The creation of a hero

Think back to a year ago. Chances are if you’re like me, you had no idea who Markus Persson (aka Notch) was. You didn’t follow him on twitter. You didn’t see five articles every time he said something funny or tried to give away his iconic hat. You may not have even realized that Sweden had an indie games community. You may have heard of Minecraft – a game that had been in alpha for a year (released originally in May 2009). You may have even played it. If you had played it, you probably didn’t realized that was a game that would turn into one of the best selling PC games ever and that it all started with one man, Notch.

Fast forward to today: Minecraft is a superhit, big AAA games. More important than the sales, Minecraft has created a community of rabid fans that have spawned thousands of youtube videos, wikis, and walkthroughs all dedicated to Minecraft. And from this hit Notch has emerged as the indie hero. Anything that he says or does immediately causes a flurry of activity in the form of blogs and tweets from devoted fans that rivals video game greats like John Carmack, Will Wright, or even Miyamoto.

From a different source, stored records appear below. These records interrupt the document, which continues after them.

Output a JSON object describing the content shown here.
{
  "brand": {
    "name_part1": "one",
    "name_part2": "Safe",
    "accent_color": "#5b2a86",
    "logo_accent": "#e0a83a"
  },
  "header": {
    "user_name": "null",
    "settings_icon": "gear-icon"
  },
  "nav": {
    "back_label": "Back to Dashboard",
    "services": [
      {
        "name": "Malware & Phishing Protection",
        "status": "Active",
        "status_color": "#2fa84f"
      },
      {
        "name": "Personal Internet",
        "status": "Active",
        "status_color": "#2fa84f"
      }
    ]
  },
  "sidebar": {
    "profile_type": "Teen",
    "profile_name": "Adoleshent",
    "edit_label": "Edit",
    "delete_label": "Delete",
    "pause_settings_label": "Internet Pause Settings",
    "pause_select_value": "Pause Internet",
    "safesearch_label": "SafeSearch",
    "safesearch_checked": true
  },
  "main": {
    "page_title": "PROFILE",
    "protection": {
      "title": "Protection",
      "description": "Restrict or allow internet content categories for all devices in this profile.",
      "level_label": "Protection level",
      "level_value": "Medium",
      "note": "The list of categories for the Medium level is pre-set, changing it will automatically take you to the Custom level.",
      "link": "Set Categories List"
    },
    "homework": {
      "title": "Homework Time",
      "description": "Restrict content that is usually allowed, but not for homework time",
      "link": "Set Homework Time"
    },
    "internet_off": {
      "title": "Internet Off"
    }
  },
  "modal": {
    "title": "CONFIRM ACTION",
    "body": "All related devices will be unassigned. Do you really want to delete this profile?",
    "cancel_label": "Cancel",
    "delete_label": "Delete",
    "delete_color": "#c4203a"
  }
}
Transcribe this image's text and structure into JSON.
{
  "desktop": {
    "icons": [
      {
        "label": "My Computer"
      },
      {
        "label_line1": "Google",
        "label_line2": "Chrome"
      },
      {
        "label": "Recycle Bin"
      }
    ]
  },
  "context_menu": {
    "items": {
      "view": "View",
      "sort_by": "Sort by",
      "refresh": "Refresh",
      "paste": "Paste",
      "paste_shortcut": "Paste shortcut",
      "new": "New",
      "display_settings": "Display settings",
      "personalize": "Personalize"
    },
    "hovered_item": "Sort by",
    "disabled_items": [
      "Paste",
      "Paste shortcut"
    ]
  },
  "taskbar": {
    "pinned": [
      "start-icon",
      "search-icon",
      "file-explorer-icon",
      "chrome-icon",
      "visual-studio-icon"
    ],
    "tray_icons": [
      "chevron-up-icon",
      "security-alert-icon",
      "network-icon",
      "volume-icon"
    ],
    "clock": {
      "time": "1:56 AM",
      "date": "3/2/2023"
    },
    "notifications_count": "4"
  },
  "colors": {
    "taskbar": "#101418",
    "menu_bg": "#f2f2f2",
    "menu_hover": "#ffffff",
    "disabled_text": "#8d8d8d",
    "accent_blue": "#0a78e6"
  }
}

And it’s not hard to see why: Initially, he was the sole developer on Minecraft only to bring on his first employee in September of 2010. He quit his nine-to-five job at a casual game studio for the indie dream. He slaved away for years on the same game. He’s very open about all the data surrounding Minecraft – revenue, sales figures, etc. He’s always been active with his community of fans, first on the Minecraft forums and now on twitter. And finally, it’s a true Cinderella story of someone who did not want to be in the limelight but undoubtably ended there anyway. There’s no question that Notch is a huge role model and success story to other indies out there.

Why indies need a hero

Notch is important for indies because he represents phenomenal success in an industry where there aren’t a lot of success stories. There are a lot of indies being picked up by publishers, bu inevitably they end in postmortems demonstrating how difficult those partnerships can be. Not Notch – he did it all on his own. Deploying his game as a standalone exe for Windows, he essentially scoffed at the new hotness that is mobile, facebook, and HTML5 and proved you can still be successful. He forged a new path for indie devs and continues to be open and honest, passing along his knowledge in hopes that others can be successful.

And we indies need that. When it’s late at night and we’re still staring at our computer screen wondering how in the world we’re going to generate fifty more levels with the same innovation and creativity as the first, we need to watch that youtube video of the Enterprise built in Minecraft. We need to reassure ourselves that success is within our grasp and that if Notch, a hardworking indie dev just like us can make it work, then so can we.

Dangers of emulating a hero

As indies – even though heroes like Notch are extremely important – we need to realize that we’re not in the same place that they are. They no longer serve as good examples for the day-to-day survival that indies should emulate. For example, take the Minecraft on Steam topic. Mojang has the luxury at this point to dictate the terms of the contract with Valve. And while you might want to high-five Notch for sticking to his guns against a big corporation, as indie devs we need to realize that 99% would be lucky to be on Steam and when every little thing can make or break you, you will need to make sacrifices to get on a particular platform.

It’s also important to realize that Minecraft was not an overnight success. It took years to get where it is today. If as indies we fall into the trap of wondering why our game hasn’t hit Minecraft success after the first month of release and no community discussion and care, we’re setting ourselves up for unrealistic expectations and ultimately failure.

Personally, I’ll always keep an eye on Notch. I’ll follow him on twitter and I’ll read the articles that come across my RSS reader. But I know that I can’t emulate him now. I know as an indie dev that his actions cannot be my actions. However, you can bet that I’m examining everything he’s done to get to this point and that I’ll be trying to follow his path to the top. I’ll always keep in mind even in the darkest days that success is possible even in this tough world of independent game development.